Dataset excerpts Block Start
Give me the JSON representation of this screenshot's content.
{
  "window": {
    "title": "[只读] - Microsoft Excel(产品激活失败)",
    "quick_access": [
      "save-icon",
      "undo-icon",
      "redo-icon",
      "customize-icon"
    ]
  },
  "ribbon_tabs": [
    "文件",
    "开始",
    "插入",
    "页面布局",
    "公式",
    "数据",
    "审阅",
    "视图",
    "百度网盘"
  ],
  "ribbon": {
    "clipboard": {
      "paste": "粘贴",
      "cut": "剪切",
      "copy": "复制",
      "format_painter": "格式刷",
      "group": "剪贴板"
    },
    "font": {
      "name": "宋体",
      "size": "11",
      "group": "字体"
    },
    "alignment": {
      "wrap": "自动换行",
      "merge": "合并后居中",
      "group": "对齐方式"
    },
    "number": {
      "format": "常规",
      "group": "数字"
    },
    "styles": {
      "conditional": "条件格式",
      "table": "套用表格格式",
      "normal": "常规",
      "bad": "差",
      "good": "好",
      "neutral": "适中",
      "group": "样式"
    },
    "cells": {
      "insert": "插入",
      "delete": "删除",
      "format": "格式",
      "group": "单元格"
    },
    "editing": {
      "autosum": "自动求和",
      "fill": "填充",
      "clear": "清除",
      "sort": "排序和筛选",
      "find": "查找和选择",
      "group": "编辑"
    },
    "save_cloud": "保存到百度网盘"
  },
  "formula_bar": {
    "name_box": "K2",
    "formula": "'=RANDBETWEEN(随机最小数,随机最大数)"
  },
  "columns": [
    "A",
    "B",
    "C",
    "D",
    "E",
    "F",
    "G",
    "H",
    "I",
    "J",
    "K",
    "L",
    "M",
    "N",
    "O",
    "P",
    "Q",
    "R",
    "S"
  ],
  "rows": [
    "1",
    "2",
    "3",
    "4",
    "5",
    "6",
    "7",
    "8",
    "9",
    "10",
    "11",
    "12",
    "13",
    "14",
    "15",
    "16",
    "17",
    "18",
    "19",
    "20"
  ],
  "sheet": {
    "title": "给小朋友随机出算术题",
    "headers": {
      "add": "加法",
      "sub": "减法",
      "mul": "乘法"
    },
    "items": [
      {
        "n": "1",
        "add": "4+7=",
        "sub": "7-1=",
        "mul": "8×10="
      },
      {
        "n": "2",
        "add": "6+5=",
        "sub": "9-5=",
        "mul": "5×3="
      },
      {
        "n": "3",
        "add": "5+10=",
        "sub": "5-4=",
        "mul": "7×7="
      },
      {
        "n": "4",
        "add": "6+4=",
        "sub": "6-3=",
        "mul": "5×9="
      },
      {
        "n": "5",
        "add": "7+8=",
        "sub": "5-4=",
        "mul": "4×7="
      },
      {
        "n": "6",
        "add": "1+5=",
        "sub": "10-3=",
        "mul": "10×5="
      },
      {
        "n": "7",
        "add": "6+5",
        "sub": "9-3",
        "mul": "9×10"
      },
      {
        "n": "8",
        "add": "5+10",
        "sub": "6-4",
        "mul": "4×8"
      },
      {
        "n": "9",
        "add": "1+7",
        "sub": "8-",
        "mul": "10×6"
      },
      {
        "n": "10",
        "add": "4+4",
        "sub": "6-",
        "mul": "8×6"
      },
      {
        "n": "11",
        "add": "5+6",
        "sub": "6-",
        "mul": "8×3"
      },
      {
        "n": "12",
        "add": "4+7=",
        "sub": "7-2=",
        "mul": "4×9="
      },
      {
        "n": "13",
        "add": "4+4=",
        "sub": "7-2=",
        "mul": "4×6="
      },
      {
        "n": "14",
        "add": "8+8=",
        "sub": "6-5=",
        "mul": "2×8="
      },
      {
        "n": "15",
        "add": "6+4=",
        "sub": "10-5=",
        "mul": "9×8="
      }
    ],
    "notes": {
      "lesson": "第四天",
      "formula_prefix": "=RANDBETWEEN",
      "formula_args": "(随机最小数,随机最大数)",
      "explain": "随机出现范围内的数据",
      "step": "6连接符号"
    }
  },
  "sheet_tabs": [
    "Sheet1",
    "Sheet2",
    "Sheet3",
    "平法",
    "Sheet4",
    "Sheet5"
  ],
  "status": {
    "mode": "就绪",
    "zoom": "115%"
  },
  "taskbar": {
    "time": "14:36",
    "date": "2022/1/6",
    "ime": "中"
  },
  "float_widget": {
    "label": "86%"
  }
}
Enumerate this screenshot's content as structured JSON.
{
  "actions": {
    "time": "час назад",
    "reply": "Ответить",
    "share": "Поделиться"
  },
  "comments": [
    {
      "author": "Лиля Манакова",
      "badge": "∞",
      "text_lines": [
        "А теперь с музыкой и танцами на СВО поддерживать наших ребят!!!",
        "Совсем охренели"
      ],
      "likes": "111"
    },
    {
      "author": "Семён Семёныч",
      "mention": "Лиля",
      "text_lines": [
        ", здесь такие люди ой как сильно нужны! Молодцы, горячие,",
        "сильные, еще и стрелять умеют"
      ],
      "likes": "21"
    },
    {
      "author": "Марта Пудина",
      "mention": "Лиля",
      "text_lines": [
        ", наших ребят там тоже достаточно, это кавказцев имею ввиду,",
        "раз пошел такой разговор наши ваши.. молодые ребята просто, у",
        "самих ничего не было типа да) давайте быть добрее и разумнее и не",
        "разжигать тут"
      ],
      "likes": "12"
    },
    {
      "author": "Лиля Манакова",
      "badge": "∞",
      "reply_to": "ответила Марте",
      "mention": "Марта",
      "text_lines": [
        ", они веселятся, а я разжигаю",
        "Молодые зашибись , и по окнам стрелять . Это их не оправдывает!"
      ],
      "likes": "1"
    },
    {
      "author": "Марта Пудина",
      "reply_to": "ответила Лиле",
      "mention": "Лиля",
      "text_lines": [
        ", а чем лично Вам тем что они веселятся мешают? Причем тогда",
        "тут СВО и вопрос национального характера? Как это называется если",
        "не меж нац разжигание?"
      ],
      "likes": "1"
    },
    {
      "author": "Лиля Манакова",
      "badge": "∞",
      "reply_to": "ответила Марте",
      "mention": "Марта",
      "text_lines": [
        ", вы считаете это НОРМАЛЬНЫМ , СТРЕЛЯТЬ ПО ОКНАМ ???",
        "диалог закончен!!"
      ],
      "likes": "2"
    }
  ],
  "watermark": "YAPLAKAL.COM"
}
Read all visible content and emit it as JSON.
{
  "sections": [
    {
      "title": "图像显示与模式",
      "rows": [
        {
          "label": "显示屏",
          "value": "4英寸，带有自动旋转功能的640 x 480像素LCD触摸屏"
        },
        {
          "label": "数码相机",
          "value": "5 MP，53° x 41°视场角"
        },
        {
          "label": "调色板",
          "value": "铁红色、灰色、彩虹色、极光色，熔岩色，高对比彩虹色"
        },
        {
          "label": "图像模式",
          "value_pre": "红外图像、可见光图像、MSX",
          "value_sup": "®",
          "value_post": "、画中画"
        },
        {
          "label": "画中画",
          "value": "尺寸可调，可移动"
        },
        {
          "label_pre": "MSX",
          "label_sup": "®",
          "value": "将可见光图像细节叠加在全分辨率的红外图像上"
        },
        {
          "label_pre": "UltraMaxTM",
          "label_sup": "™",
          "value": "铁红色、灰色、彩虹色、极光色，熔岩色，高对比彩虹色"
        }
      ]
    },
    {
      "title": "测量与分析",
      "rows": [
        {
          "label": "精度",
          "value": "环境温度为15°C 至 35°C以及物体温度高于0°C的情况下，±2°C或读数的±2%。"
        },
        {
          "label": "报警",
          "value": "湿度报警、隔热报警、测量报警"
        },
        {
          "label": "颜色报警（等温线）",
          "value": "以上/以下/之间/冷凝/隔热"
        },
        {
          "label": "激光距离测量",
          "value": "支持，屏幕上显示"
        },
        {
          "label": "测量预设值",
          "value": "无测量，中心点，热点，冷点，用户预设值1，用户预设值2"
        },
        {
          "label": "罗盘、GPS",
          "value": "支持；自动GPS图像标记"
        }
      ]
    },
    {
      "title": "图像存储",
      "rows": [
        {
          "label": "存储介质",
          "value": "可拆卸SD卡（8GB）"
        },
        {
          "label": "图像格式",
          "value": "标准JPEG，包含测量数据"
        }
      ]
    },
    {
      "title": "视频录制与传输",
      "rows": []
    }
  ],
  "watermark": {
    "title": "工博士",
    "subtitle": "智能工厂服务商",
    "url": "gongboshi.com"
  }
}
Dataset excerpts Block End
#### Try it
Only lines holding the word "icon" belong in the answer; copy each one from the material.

#### Task answer
      "save-icon",
      "undo-icon",
      "redo-icon",
      "customize-icon"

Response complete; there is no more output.